### Requirement
Return each line of the records holding the string "editor".

### Exercise input
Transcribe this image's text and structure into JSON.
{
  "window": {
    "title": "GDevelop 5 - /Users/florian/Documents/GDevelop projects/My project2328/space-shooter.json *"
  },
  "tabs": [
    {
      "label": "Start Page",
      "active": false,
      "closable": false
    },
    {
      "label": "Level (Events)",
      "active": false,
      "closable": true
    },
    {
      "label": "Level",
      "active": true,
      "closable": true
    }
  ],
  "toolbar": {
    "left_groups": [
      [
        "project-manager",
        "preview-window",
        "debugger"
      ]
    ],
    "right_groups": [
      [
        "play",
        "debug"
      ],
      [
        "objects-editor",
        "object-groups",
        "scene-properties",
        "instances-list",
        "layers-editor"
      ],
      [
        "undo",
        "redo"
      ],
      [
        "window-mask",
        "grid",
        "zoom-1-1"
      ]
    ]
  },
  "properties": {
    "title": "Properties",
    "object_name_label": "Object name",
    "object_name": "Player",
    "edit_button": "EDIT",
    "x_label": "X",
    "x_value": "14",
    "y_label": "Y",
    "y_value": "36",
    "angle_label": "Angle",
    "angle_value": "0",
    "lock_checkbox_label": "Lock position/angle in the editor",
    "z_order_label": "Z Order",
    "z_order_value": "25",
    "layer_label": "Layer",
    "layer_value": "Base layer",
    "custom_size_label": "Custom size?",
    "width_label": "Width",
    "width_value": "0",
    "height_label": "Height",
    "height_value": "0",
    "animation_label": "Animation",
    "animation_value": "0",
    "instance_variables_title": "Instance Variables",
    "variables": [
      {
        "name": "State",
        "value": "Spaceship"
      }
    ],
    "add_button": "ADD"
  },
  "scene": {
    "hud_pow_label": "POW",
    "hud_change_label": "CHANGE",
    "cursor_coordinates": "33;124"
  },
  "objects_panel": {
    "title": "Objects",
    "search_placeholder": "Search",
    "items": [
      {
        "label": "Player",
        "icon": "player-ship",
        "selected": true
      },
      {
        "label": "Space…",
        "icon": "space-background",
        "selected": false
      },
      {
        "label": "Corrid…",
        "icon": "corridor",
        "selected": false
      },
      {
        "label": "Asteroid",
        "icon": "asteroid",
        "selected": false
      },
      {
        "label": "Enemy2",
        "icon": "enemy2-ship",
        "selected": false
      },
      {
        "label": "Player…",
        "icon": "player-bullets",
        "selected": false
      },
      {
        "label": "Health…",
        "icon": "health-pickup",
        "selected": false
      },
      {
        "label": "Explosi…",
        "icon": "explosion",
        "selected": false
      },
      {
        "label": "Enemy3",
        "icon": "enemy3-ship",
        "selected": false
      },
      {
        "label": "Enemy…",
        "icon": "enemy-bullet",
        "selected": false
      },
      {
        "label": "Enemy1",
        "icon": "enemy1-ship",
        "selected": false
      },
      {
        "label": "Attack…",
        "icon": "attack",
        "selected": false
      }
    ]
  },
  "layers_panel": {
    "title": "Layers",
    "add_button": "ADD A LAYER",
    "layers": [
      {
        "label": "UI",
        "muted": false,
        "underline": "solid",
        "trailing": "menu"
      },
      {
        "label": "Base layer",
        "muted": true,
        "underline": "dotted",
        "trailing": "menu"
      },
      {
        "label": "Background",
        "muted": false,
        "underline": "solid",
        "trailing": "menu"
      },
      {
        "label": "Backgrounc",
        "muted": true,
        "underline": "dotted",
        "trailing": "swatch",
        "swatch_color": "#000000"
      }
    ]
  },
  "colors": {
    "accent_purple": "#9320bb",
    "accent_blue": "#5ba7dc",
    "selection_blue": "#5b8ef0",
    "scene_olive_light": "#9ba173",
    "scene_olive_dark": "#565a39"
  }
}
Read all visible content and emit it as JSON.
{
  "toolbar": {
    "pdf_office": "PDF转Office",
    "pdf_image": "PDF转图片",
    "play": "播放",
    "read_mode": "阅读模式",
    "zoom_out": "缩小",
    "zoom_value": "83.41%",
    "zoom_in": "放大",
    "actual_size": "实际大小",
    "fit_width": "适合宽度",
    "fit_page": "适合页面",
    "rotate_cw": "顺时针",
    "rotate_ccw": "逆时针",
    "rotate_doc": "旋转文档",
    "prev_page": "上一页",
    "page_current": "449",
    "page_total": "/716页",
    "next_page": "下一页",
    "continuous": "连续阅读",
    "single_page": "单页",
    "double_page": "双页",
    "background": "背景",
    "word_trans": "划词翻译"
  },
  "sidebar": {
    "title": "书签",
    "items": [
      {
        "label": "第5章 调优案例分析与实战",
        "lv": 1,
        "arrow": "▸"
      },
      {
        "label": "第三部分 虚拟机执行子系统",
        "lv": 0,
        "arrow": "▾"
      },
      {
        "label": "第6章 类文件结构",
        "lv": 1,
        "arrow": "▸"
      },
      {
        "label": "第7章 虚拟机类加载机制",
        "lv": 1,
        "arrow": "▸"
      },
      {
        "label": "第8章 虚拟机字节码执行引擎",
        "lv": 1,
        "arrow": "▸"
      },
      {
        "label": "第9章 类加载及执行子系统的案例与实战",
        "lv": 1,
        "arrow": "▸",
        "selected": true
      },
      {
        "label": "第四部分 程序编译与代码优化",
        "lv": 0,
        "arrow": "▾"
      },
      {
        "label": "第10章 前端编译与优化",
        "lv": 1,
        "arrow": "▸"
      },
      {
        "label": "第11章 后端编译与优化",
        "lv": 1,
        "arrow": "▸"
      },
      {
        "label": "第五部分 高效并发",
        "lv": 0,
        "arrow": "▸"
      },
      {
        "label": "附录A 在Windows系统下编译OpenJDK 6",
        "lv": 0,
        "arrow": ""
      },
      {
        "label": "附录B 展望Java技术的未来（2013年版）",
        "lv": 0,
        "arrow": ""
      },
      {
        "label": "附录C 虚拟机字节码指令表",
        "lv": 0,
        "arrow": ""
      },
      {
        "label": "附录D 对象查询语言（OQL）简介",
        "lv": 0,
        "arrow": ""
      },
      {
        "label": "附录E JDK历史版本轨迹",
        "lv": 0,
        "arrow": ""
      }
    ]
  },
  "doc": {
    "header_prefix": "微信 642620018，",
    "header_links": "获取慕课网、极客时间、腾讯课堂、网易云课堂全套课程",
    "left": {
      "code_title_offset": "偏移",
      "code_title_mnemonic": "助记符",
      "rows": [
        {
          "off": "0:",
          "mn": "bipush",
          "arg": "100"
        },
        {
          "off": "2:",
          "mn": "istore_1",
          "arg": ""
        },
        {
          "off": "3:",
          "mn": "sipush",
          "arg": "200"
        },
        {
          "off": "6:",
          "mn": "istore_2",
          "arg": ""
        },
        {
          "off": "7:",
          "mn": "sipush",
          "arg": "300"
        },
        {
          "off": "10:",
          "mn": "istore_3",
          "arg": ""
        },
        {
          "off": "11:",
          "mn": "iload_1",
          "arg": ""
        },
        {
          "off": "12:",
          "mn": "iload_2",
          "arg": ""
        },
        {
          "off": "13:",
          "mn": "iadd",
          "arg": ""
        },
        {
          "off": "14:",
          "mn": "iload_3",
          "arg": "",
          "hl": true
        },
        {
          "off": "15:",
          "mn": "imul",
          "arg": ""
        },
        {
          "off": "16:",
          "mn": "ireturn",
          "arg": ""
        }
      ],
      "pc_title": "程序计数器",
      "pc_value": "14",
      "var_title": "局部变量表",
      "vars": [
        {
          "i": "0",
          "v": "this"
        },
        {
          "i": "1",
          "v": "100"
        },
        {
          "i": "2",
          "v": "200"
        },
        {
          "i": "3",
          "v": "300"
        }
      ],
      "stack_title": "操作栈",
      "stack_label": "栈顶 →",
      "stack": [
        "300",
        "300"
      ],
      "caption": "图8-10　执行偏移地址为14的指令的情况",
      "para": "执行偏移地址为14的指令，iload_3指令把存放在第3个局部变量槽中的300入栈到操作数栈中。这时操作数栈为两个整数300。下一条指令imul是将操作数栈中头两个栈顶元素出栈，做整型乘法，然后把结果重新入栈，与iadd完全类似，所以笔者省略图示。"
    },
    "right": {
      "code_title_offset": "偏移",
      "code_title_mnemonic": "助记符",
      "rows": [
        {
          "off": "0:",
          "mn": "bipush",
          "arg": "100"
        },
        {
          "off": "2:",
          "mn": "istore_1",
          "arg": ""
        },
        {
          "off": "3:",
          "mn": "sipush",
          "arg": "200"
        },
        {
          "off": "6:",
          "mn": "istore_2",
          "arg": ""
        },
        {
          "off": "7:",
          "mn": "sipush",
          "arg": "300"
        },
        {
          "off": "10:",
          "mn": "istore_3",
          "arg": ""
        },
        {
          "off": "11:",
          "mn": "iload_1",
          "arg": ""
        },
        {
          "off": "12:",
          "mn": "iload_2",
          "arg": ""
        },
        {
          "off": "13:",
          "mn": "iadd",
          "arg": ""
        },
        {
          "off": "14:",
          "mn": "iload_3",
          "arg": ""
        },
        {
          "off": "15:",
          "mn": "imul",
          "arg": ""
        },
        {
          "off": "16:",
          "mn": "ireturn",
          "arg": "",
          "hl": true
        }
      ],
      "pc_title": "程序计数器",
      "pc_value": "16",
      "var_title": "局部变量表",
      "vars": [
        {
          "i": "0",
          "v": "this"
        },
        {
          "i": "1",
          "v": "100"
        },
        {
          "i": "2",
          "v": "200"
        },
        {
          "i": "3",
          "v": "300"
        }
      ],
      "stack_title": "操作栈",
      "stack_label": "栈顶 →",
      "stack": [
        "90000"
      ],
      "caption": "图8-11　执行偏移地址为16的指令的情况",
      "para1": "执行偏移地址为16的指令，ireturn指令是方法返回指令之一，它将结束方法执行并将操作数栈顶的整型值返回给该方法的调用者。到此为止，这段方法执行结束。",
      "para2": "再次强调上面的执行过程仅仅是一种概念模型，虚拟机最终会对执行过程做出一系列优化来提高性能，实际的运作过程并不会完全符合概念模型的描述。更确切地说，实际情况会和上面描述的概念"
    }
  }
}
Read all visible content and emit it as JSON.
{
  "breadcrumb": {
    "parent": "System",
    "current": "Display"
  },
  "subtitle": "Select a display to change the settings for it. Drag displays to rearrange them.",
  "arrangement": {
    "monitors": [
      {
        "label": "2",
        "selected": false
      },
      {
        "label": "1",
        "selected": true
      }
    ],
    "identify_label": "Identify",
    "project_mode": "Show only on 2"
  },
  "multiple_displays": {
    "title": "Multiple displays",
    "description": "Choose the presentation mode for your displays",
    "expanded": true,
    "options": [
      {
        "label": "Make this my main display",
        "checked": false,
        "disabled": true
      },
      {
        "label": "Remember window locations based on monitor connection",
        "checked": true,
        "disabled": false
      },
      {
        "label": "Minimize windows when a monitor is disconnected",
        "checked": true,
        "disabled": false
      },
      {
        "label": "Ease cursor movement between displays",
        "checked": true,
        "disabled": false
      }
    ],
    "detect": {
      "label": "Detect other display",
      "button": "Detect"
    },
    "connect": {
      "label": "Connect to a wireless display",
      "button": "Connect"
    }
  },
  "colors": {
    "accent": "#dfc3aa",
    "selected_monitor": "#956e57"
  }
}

### Response area
        "objects-editor",
        "layers-editor"
    "lock_checkbox_label": "Lock position/angle in the editor",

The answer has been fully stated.